Climbing Kilimanjaro during the rainy season
Whether to do it, how to do it, and what to expect
April and May is traditionally the low season on Kilimanjaro, and few people climb at this time.
There’s a good reason for this, of course: these two months are usually when the ‘Long Rains’ happen – the longest and wettest of Kilimanjaro’s two rainy seasons. (November to mid-December is the other rainy season, known as the Short Rains.) You can read more on this matter but following these links about Kilimanjaro’s climate and the best time to climb the mountain.
We usually try to steer climbers away from climbing at this time. When I was last on the mountain, in January of this year, the first three days of the trek were subjected to almost constant rain and it can make for a pretty soggy, unpleasant climb. It can be quite disheartening too.
But for those who absolutely have no choice but to walk during the rainy season, don’t get too downhearted. We have had letters from several readers who positively recommend the experience. Take, for example, trekker Jack Hollinghurst, from the UK, who wrote to us way back in 2006:
‘…I do think that you don’t give enough encouragement to walking in the rainy season. I was forced to walk at this time by holiday dates and thought it excellent. Due to the hugely reduced numbers of trekkers on the mountain me and my friend were given our own room at all of the huts (including Kibo, where it is about 12 beds to a room) and [your] advice about having dinner early at Horombo is irrelevant as there were about five other groups there at the most.
‘…the walking is [also] much more enjoyable when you have some peace and quiet…Maybe you should advise walkers to wear waterproof trousers at this time of year (although I didn’t take any and was fine) but otherwise I wouldn’t walk at any other time of year.’
His sentiments were endorsed by Martin Fehr from Denmark, who wrote on the same subject:
‘Don’t be afraid to recommend climbing the mountain [at the end of] April. Our porters were so happy to have work in low season, we didn’t get a lot of rain, and there were absolutely no climbers on the mountain besides us, which made our climb exceptionally great! Plus the top of the mountain was all covered in snow – a challenge, but soooo beautiful (and it was great to be able to “sleigh” down the mountain as well).

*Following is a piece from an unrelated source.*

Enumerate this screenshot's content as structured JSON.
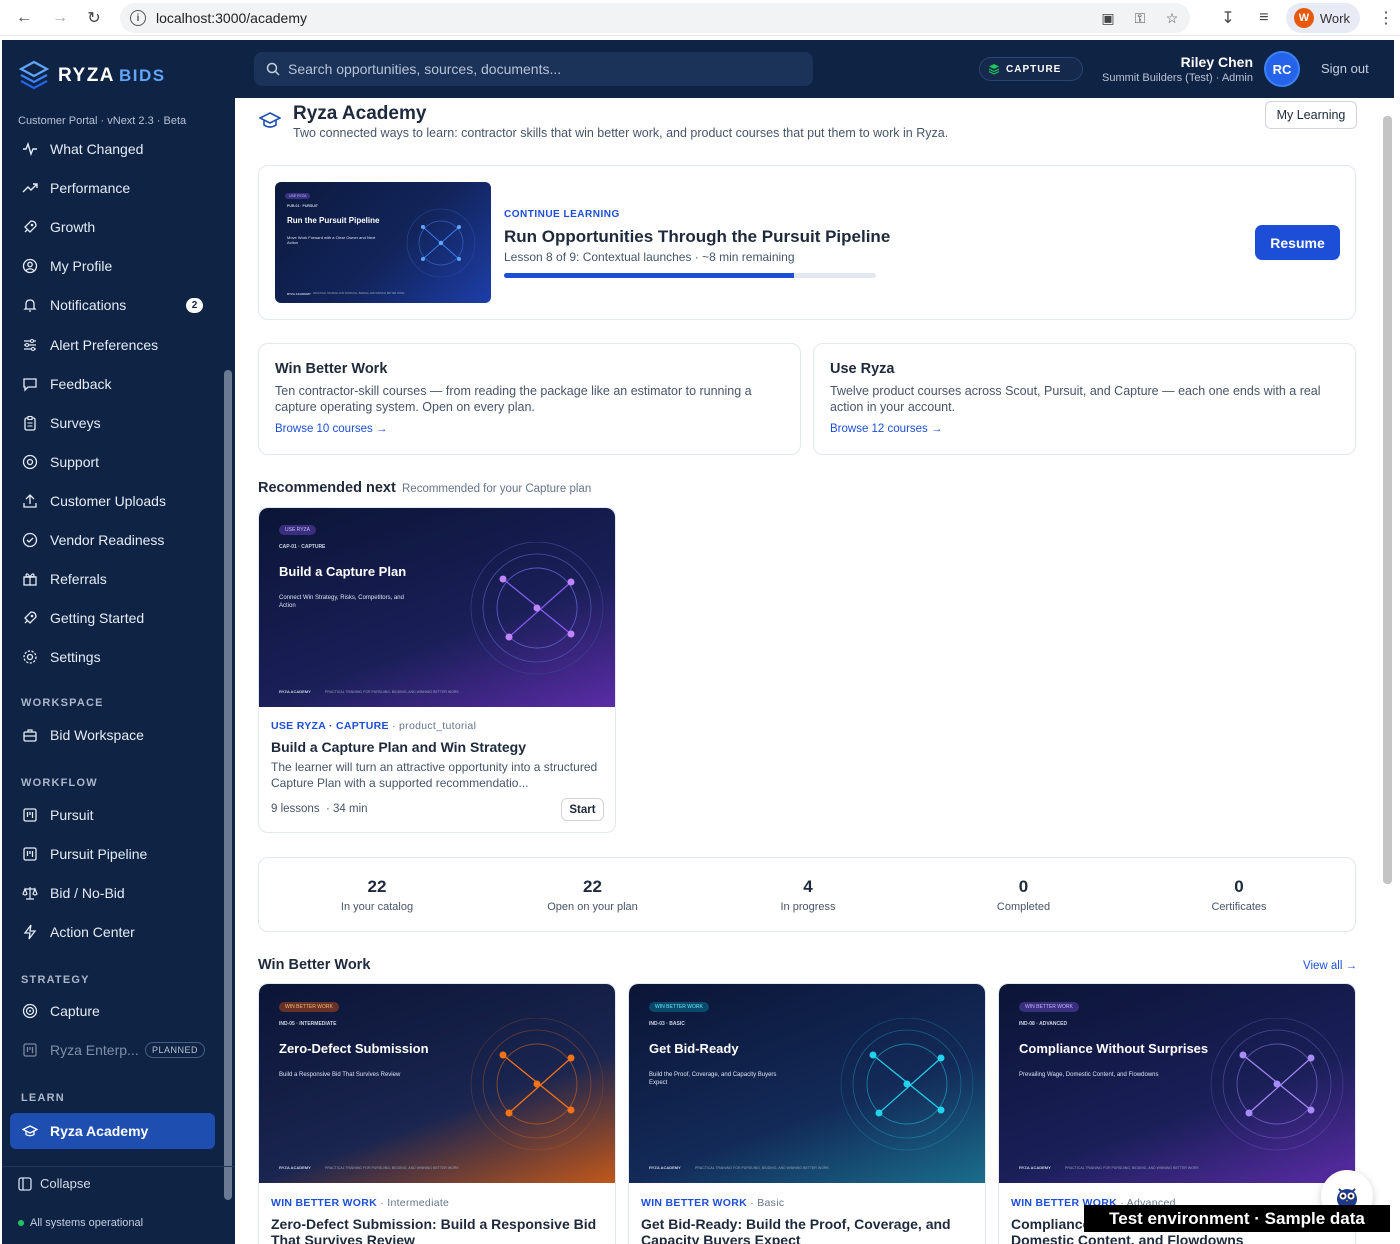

However, Martin does go on to warn ‘Of course, by climbing the mountain during the low season you are very much at the mercy of the elements – and conditions can be quite extreme at this time.’
Martin’s experience – and his opinion of walking in the low season – seems similar to Tom Stoa, another reader and Kili conqueror who sticks up for the rainy season:

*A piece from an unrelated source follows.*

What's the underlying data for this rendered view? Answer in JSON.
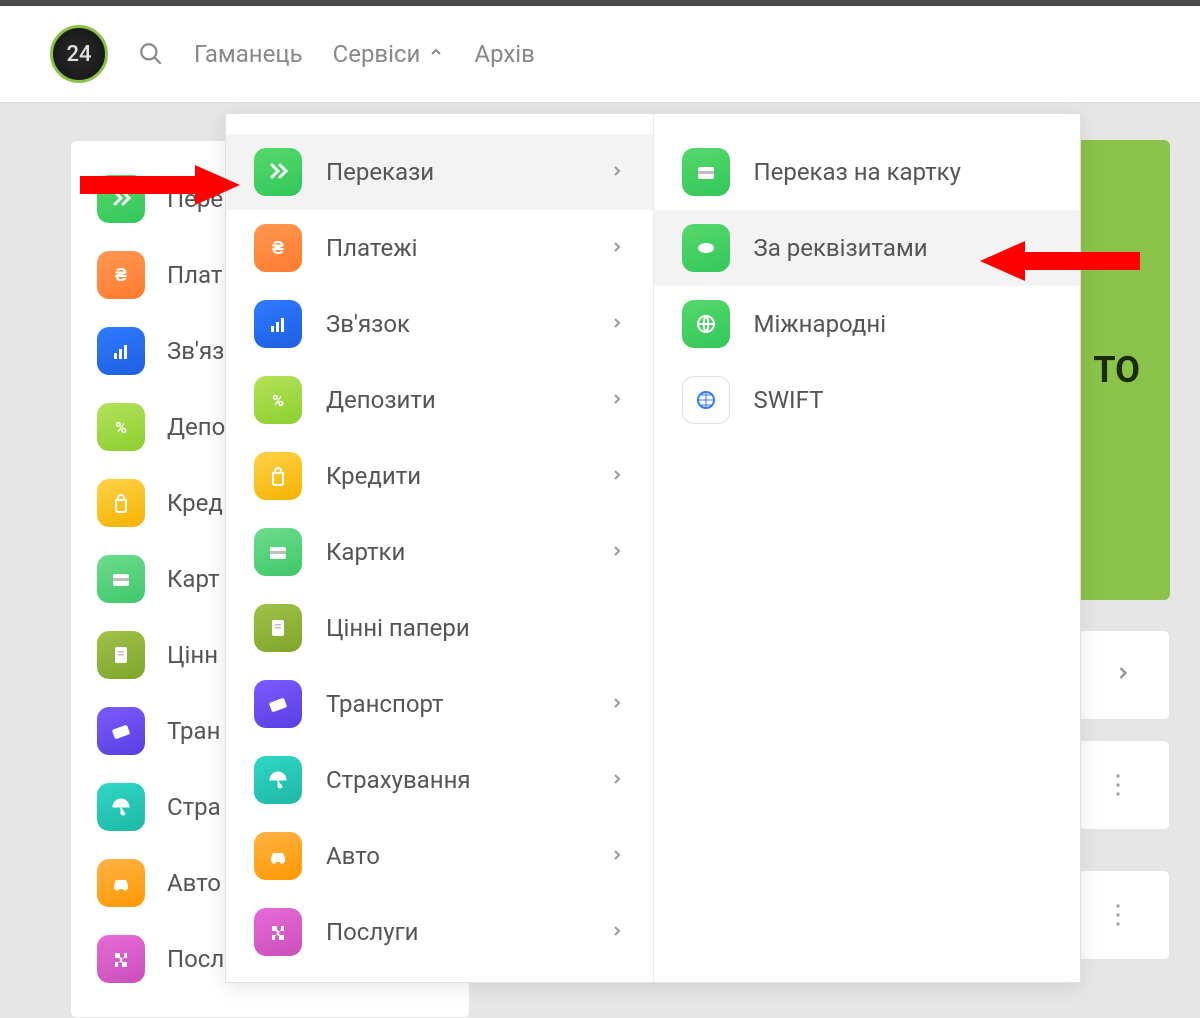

‘I went in April despite the recommendations of you and everyone else to avoid April due to weather, simply because that is when I could go. No regrets. I chose the Marangu route, 6 days, because of the huts – I figured that despite the rain, we would be warm, dry and comfortable in the huts at least. And that was correct (and we were lucky, it mostly just rained at night). Being the off season, my son and I had a hut to ourselves each night, and the big dining hut was also nearly empty.
‘We made the summit just fine. My only regret was not having crampons for the big icy snowfield between Hans Meyer Cave and before Gillman’s Point. We were gingerly kicking steps in the snow, or trying to step in the steps of others. Having some alpine climbing experience, I know that a slip would have resulted in a nasty, long slide with a crash onto the rocks below. I know that crampons are not customary on Kili, but for that route, on that day, they would have made all the difference between a very sketchy and slow slog, versus an “easy” and safe walk up.’
The advice given in the above quotes is worth reiterating: that the rainy season is perhaps the only time that the Marangu Route is the best route to take: as the only route on the mountain where you sleep in huts rather than under canvas, it is thus the only trail that virtually guarantees you a dry night.
So there you have it. It would seem that if you have an adventurous spirit, consider the Marangu Route and taking crampons and/or ice axes, can put up with some pretty extreme conditions and are prepared for some possibly treacherous walking – then the low season is a fine time to climb!